• [Task brief] Output all of the data exactly, keeping any images out of the copy.
——————
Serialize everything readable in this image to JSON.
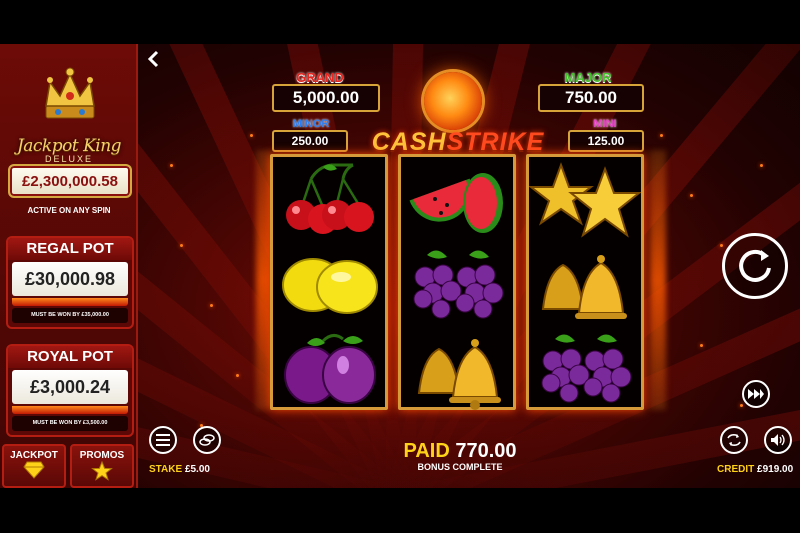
{
  "left_panel": {
    "logo_text": "Jackpot King",
    "logo_sub": "DELUXE",
    "jackpot_value": "£2,300,000.58",
    "active_text": "ACTIVE ON ANY SPIN",
    "regal_pot": {
      "title": "REGAL POT",
      "value": "£30,000.98",
      "note": "MUST BE WON BY £35,000.00"
    },
    "royal_pot": {
      "title": "ROYAL POT",
      "value": "£3,000.24",
      "note": "MUST BE WON BY £3,500.00"
    },
    "tabs": [
      {
        "label": "JACKPOT",
        "icon": "diamond-icon"
      },
      {
        "label": "PROMOS",
        "icon": "star-icon"
      }
    ]
  },
  "jackpots": {
    "grand": {
      "label": "GRAND",
      "value": "5,000.00",
      "color": "#e8251f"
    },
    "major": {
      "label": "MAJOR",
      "value": "750.00",
      "color": "#44c12c"
    },
    "minor": {
      "label": "MINOR",
      "value": "250.00",
      "color": "#2f7ef0"
    },
    "mini": {
      "label": "MINI",
      "value": "125.00",
      "color": "#e940c8"
    }
  },
  "title": {
    "part1": "CASH",
    "part2": "STRIKE"
  },
  "reels": [
    [
      "cherries",
      "lemons",
      "plums"
    ],
    [
      "watermelons",
      "grapes",
      "bells"
    ],
    [
      "stars",
      "bells",
      "grapes"
    ]
  ],
  "bottom": {
    "stake_label": "STAKE",
    "stake_value": "£5.00",
    "credit_label": "CREDIT",
    "credit_value": "£919.00",
    "paid_word": "PAID",
    "paid_value": "770.00",
    "status": "BONUS COMPLETE"
  },
  "controls": {
    "menu_icon": "menu-icon",
    "chips_icon": "coins-icon",
    "autoplay_icon": "autoplay-icon",
    "sound_icon": "speaker-icon",
    "turbo_icon": "fast-forward-icon",
    "spin_icon": "spin-icon"
  }
}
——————
• [Response to this task]
Serialize everything readable in this image to JSON.
{
  "left_panel": {
    "logo_text": "Jackpot King",
    "logo_sub": "DELUXE",
    "jackpot_value": "£2,300,000.58",
    "active_text": "ACTIVE ON ANY SPIN",
    "regal_pot": {
      "title": "REGAL POT",
      "value": "£30,000.98",
      "note": "MUST BE WON BY £35,000.00"
    },
    "royal_pot": {
      "title": "ROYAL POT",
      "value": "£3,000.24",
      "note": "MUST BE WON BY £3,500.00"
    },
    "tabs": [
      {
        "label": "JACKPOT",
        "icon": "diamond-icon"
      },
      {
        "label": "PROMOS",
        "icon": "star-icon"
      }
    ]
  },
  "jackpots": {
    "grand": {
      "label": "GRAND",
      "value": "5,000.00",
      "color": "#e8251f"
    },
    "major": {
      "label": "MAJOR",
      "value": "750.00",
      "color": "#44c12c"
    },
    "minor": {
      "label": "MINOR",
      "value": "250.00",
      "color": "#2f7ef0"
    },
    "mini": {
      "label": "MINI",
      "value": "125.00",
      "color": "#e940c8"
    }
  },
  "title": {
    "part1": "CASH",
    "part2": "STRIKE"
  },
  "reels": [
    [
      "cherries",
      "lemons",
      "plums"
    ],
    [
      "watermelons",
      "grapes",
      "bells"
    ],
    [
      "stars",
      "bells",
      "grapes"
    ]
  ],
  "bottom": {
    "stake_label": "STAKE",
    "stake_value": "£5.00",
    "credit_label": "CREDIT",
    "credit_value": "£919.00",
    "paid_word": "PAID",
    "paid_value": "770.00",
    "status": "BONUS COMPLETE"
  },
  "controls": {
    "menu_icon": "menu-icon",
    "chips_icon": "coins-icon",
    "autoplay_icon": "autoplay-icon",
    "sound_icon": "speaker-icon",
    "turbo_icon": "fast-forward-icon",
    "spin_icon": "spin-icon"
  }
}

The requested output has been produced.